Individuals from marginalized backgrounds have it even worse. As aforementioned, eating disorders disproportionately affect people of color, LGBTQ+ folx, and those in larger bodies (young adults considered to be obese are 2.5x more likely to engage in disordered eating behaviors, yet only half as likely to be clinically diagnosed). This is because members of marginalized groups face a significant amount of stress in their daily lives. Behaviors like restriction, purging, and binging can serve as a way to cope with trauma and difficult emotions.

In addition to experiencing eating disorders at higher rates, marginalized folks are even less likely to seek help, and when they do in fact seek help, they face unique challenges in getting diagnosed and obtaining treatment.

Black woman, for instance, are only about 38.6% as likely to get diagnosed with an eating disorder as a white woman presenting with the same symptoms. There is horrible inequity in the field of eating disorders. Why is it important for young people to be activists? As cliche as it may sound, young people are the future. Adults have always underestimated the incredible potential for impact that youth possess. We are inclined to regard only older people as sources of leadership and wisdom. Yet youth offer a fresh outlook on the world, and it is becoming increasingly clear that we have the vision, ambition, and ability necessary to make waves. The future of this society, this planet, is on us; the time to begin leaving our mark is now.

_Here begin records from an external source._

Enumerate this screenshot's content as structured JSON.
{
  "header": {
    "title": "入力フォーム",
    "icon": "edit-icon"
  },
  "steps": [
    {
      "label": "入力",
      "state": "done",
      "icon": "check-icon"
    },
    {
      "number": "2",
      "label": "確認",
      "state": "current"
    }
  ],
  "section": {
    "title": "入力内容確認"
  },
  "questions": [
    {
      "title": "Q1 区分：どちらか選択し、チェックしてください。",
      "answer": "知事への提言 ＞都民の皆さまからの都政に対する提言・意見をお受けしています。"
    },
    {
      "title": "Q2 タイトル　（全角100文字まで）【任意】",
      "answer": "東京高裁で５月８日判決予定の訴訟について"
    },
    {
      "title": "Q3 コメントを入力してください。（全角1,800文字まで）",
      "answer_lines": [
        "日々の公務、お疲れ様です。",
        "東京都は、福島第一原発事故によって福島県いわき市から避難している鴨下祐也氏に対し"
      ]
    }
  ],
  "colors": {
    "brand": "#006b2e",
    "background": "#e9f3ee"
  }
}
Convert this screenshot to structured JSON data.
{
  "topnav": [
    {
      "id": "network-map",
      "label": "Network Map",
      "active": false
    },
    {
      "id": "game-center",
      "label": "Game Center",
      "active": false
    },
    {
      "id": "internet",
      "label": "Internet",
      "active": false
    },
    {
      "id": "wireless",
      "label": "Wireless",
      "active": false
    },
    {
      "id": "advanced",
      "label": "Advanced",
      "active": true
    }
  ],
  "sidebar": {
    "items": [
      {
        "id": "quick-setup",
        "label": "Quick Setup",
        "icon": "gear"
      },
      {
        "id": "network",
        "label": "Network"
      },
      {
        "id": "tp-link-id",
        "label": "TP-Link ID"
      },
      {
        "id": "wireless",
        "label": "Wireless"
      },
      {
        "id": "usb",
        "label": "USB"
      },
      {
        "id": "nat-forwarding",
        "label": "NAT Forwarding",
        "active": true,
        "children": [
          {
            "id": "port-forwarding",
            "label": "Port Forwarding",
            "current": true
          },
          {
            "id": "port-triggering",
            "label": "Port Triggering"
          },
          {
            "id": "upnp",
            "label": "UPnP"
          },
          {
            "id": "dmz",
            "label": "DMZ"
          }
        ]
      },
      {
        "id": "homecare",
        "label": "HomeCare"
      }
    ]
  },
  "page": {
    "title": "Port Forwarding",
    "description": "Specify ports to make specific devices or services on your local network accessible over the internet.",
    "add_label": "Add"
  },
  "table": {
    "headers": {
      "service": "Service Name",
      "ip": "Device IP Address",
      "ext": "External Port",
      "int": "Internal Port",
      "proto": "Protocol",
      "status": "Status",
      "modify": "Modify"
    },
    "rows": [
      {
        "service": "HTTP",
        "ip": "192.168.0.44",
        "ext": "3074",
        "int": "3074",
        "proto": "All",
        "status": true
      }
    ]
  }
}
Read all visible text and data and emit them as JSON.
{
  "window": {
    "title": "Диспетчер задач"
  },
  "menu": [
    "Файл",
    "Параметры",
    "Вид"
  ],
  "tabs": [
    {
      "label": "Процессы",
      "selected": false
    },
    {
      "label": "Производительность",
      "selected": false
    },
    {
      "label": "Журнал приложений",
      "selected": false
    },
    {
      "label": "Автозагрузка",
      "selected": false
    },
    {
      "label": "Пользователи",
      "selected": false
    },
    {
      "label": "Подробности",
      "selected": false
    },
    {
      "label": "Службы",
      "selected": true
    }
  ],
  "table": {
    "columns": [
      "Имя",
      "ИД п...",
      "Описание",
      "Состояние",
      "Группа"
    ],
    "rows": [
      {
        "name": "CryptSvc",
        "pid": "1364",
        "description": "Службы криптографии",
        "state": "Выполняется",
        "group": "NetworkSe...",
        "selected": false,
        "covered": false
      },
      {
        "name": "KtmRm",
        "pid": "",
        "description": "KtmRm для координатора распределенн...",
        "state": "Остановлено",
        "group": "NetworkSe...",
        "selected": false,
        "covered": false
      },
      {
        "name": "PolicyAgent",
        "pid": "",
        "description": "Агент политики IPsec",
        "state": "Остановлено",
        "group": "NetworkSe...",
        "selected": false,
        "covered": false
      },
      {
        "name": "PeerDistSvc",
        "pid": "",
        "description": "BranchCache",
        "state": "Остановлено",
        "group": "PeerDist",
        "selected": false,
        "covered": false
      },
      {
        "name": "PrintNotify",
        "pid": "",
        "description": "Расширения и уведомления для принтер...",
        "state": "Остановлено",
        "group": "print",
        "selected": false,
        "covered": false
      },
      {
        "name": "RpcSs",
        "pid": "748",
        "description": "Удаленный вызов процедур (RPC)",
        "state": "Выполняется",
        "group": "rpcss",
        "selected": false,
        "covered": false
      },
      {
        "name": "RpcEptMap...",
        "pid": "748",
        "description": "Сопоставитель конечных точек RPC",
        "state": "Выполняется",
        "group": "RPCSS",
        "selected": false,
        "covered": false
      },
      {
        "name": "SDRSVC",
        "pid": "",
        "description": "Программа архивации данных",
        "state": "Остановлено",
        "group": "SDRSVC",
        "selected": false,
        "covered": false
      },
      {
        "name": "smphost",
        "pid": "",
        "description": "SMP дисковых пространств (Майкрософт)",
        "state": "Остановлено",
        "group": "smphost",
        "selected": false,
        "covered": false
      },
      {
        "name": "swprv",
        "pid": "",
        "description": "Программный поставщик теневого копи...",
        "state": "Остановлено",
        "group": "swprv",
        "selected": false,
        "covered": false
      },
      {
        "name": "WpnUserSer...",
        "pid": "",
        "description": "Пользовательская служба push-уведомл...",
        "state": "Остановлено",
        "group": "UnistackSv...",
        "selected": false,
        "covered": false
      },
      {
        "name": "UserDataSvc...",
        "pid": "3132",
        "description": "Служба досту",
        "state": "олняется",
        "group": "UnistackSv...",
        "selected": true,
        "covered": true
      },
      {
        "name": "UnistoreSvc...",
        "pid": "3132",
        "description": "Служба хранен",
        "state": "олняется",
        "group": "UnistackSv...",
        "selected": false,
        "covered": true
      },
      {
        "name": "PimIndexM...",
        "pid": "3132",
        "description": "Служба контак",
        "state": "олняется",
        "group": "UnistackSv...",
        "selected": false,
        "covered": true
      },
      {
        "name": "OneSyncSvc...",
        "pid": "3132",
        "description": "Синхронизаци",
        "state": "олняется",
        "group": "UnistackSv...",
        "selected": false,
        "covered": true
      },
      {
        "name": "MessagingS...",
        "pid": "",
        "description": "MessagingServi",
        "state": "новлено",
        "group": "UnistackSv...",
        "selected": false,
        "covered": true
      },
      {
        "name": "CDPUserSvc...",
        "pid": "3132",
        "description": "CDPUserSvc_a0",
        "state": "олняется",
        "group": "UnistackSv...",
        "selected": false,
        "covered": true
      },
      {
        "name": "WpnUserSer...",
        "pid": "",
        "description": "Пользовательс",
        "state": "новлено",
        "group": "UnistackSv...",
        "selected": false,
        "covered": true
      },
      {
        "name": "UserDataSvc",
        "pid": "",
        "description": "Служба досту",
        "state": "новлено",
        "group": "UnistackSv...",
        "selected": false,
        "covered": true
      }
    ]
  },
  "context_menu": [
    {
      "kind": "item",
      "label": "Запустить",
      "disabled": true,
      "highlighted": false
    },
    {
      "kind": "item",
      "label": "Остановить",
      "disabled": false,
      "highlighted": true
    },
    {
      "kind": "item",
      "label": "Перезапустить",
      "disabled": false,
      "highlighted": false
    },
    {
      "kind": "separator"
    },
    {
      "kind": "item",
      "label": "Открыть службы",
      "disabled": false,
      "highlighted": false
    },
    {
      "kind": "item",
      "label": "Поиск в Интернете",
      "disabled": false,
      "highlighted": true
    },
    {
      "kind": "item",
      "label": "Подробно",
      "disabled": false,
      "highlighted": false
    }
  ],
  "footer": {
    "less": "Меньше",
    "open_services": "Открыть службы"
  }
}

Who is an activist that you admire?

I greatly admire Ryan Sheldon (he/him), an ambassador for the National Eating Disorders Association and a self-proclaimed eating disorder/body image activist. He is defying stereotypes each and every day, challenging the notion that eating disorders only affect females or that suffering from mental illness and speaking about mental health makes a man “weak” or “less masculine”. He also models, combating the ideal of a “perfect” male body. His work has helped so many people and is a revolutionary act of resistance.

Thanks to Alex for sharing more about her work! Follow her on Instagram @alexfoodfreedom to learn more!

If you or a loved one struggle with an eating disorder, feel free to reach out to National Eating Disorders Association.

Questions for Extended Dialogue

  1. What about this article surprised you? Did it disrupt your assumption(s) about eating disorders?
  2. What are some examples of ways that society promotes diet culture?
  3. How will you work to dismantle diet culture?